▸ What is needed: Show all lines of the entries in which the word "Find" is found.
[Data supplied]
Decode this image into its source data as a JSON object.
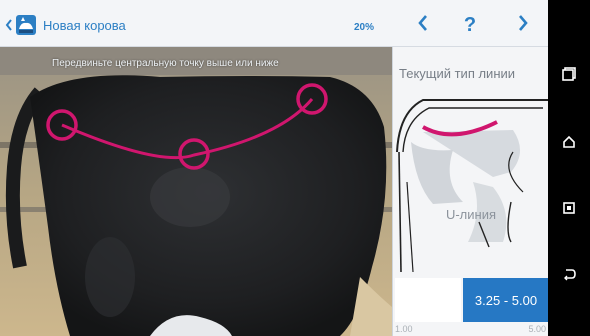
{
  "header": {
    "title": "Новая корова",
    "progress": "20%",
    "help_label": "?"
  },
  "photo": {
    "instruction": "Передвиньте центральную точку выше или ниже"
  },
  "panel": {
    "title": "Текущий тип линии",
    "line_type": "U-линия",
    "range_label": "3.25 - 5.00",
    "scale_min": "1.00",
    "scale_max": "5.00"
  },
  "colors": {
    "accent": "#2c7fc4",
    "line_magenta": "#d0166e",
    "range_blue": "#2678c4"
  },
  "icons": {
    "back": "chevron-left-icon",
    "logo": "cow-app-logo-icon",
    "prev": "chevron-left-icon",
    "next": "chevron-right-icon",
    "recents": "recent-apps-icon",
    "home": "home-icon",
    "screenshot": "screenshot-icon",
    "back_sys": "system-back-icon"
  }
}
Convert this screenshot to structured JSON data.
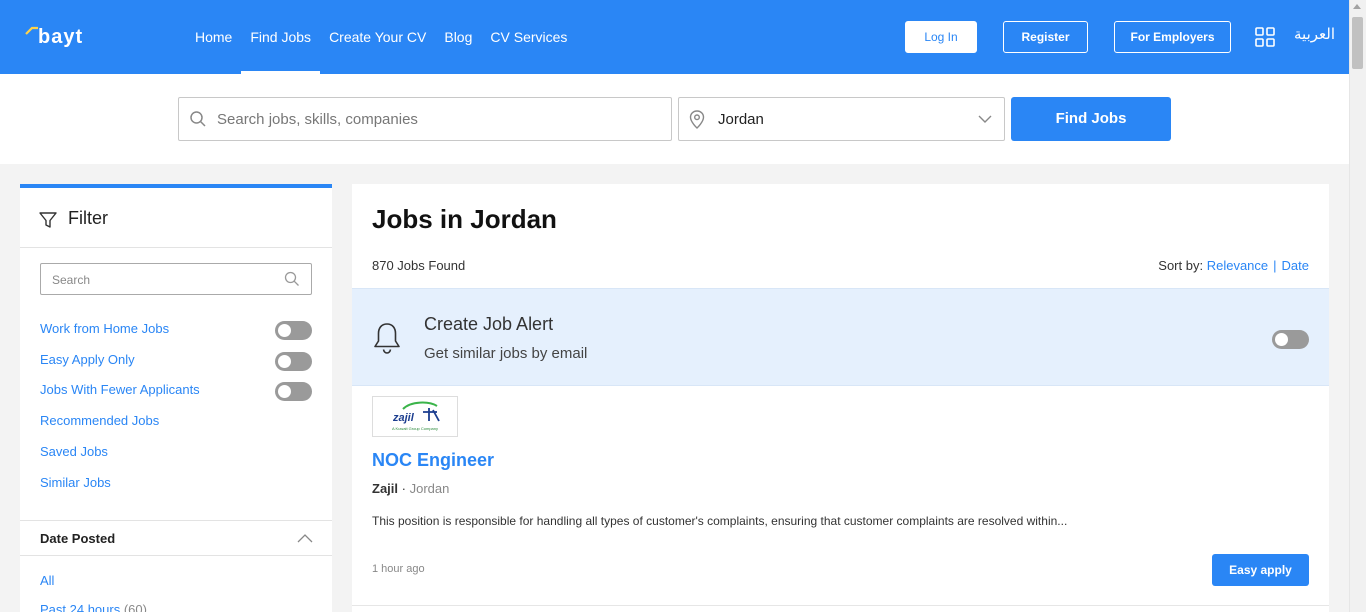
{
  "header": {
    "brand_color": "#2a86f5",
    "nav": [
      "Home",
      "Find Jobs",
      "Create Your CV",
      "Blog",
      "CV Services"
    ],
    "active_nav": "Find Jobs",
    "login": "Log In",
    "register": "Register",
    "employers": "For Employers",
    "language": "العربية"
  },
  "search": {
    "placeholder": "Search jobs, skills, companies",
    "location": "Jordan",
    "button": "Find Jobs"
  },
  "filter": {
    "title": "Filter",
    "search_placeholder": "Search",
    "toggles": [
      "Work from Home Jobs",
      "Easy Apply Only",
      "Jobs With Fewer Applicants"
    ],
    "links": [
      "Recommended Jobs",
      "Saved Jobs",
      "Similar Jobs"
    ],
    "date_posted": {
      "title": "Date Posted",
      "options": [
        {
          "label": "All",
          "count": ""
        },
        {
          "label": "Past 24 hours",
          "count": "(60)"
        }
      ]
    }
  },
  "main": {
    "title": "Jobs in Jordan",
    "jobs_found": "870 Jobs Found",
    "sort_label": "Sort by:",
    "sort_options": [
      "Relevance",
      "Date"
    ],
    "alert": {
      "title": "Create Job Alert",
      "subtitle": "Get similar jobs by email"
    },
    "job": {
      "logo_text": "zajil",
      "logo_sub": "A Kuwait Group Company",
      "title": "NOC Engineer",
      "company": "Zajil",
      "location": "Jordan",
      "description": "This position is responsible for handling all types of customer's complaints, ensuring that customer complaints are resolved within...",
      "posted": "1 hour ago",
      "apply": "Easy apply"
    }
  }
}
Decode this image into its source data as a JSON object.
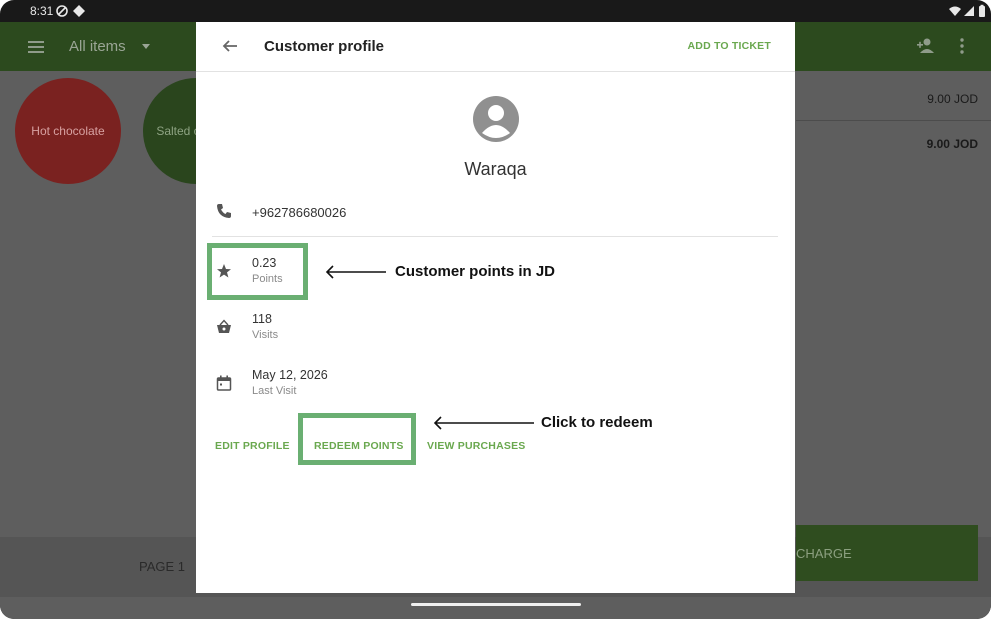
{
  "status_bar": {
    "time": "8:31"
  },
  "background": {
    "toolbar_title": "All items",
    "tiles": [
      {
        "label": "Hot chocolate"
      },
      {
        "label": "Salted c... lat..."
      }
    ],
    "ticket_prices": [
      "9.00 JOD",
      "9.00 JOD"
    ],
    "page_label": "PAGE 1",
    "charge_label": "CHARGE"
  },
  "dialog": {
    "title": "Customer profile",
    "add_to_ticket": "ADD TO TICKET",
    "customer_name": "Waraqa",
    "phone": "+962786680026",
    "points": {
      "value": "0.23",
      "label": "Points"
    },
    "visits": {
      "value": "118",
      "label": "Visits"
    },
    "last_visit": {
      "value": "May 12, 2026",
      "label": "Last Visit"
    },
    "actions": {
      "edit_profile": "EDIT PROFILE",
      "redeem_points": "REDEEM POINTS",
      "view_purchases": "VIEW PURCHASES"
    }
  },
  "annotations": {
    "points_note": "Customer points in JD",
    "redeem_note": "Click to redeem"
  },
  "colors": {
    "accent": "#6aa84f",
    "highlight": "#6aaf72"
  }
}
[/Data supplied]
▸ Answer to the problem:
      "Find Jobs",
    "active_nav": "Find Jobs",
    "button": "Find Jobs"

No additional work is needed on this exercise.